There’s a great article today on Crack. 5 Awful But Revealing Examples of Conservative Comedy. I never read these things because I don’t think it’s fair when somebody watches your comedy with a pen in their hands. If you look at something critically and try to figure out what makes it tick, you’re not in the mood and enjoying it as much as you could. So these click-bait articles like What Makes Comedy Funny might suck me in, but I rarely finish them. One reason is because they are rarely never funny themselves. Never written by somebody who “get’s it” or is hilarious. But this guy on Crack and his handle seems to be SeanBaby. He talks about the people who claim to be conservative comics have to create a narrative to make a joke. So if you do a joke in support of Roy Moore, you are doing a joke in support of 40-year-old guys who date 15-year-olds. In general you lose most of the audience except for other people who are creepy.

In general, the “left”, us have so many brilliant comedians and the “right” has no sense of humor.

I don’t mean to turn this interview all about this Crack story, but the first line of the article is, “Most people aren’t familiar with conservative comedy because it’s usually indistinguishable from ordinary racism.” I posted it on my fan page and people thought it was mean and snarky.  The catch-phrase of stand-up comedy is “you have to punch up”. You don’t do that because you’re a nice person, you do it because that’s where the funny is. I am not a saint, I want to get laughs. So I don’t make fun of a homeless woman, who is destitute and has one leg. It’s already disaster, why would I go after that?




Leave a Reply

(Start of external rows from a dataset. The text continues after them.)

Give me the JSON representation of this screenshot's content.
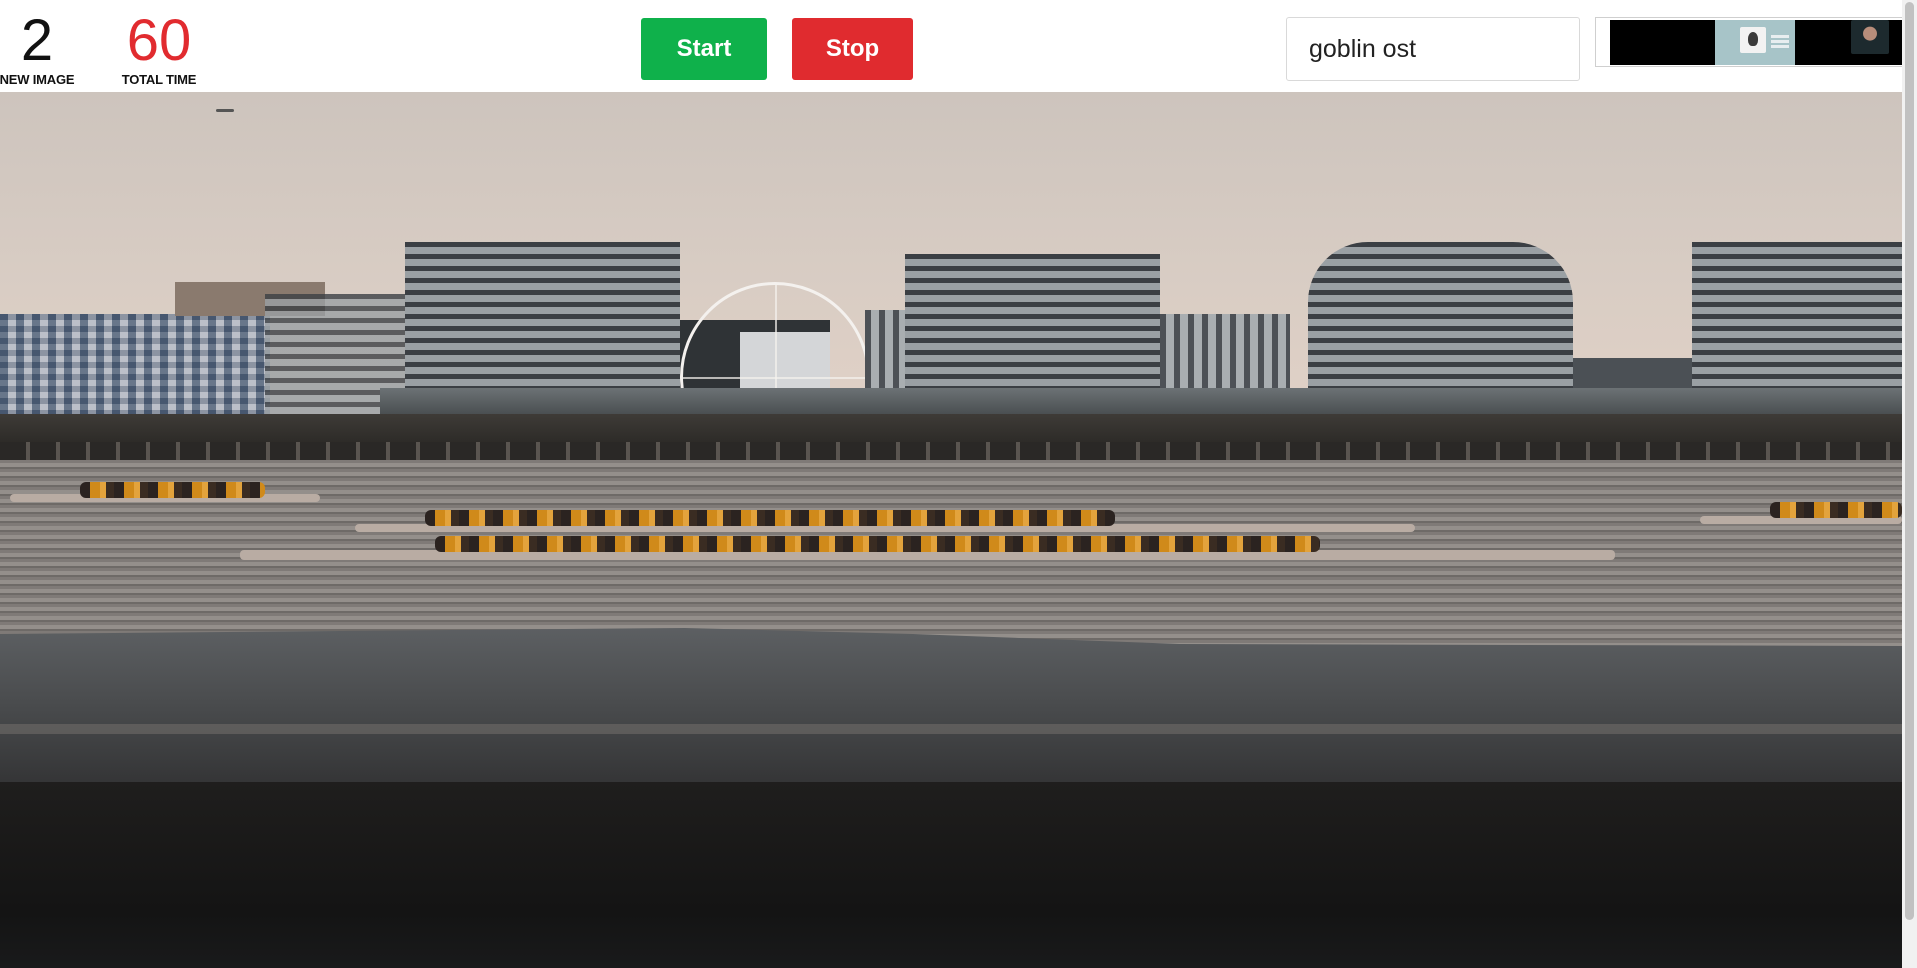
{
  "counters": {
    "images": {
      "value": "2",
      "label": "NEW IMAGE"
    },
    "time": {
      "value": "60",
      "label": "TOTAL TIME"
    }
  },
  "controls": {
    "start_label": "Start",
    "stop_label": "Stop"
  },
  "search": {
    "value": "goblin ost"
  },
  "colors": {
    "start": "#0fb14b",
    "stop": "#e02b2f",
    "time_value": "#e12b2f"
  },
  "preview": {
    "icons": [
      "profile-card-thumbnail",
      "avatar-thumbnail"
    ]
  },
  "photo": {
    "subject": "waterfront-skyline-with-dragon-boats"
  }
}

Your email address will not be published. Required fields are marked *

Local Comedy Shows

Show Photos

© 2021 StandUpSantaCruz.com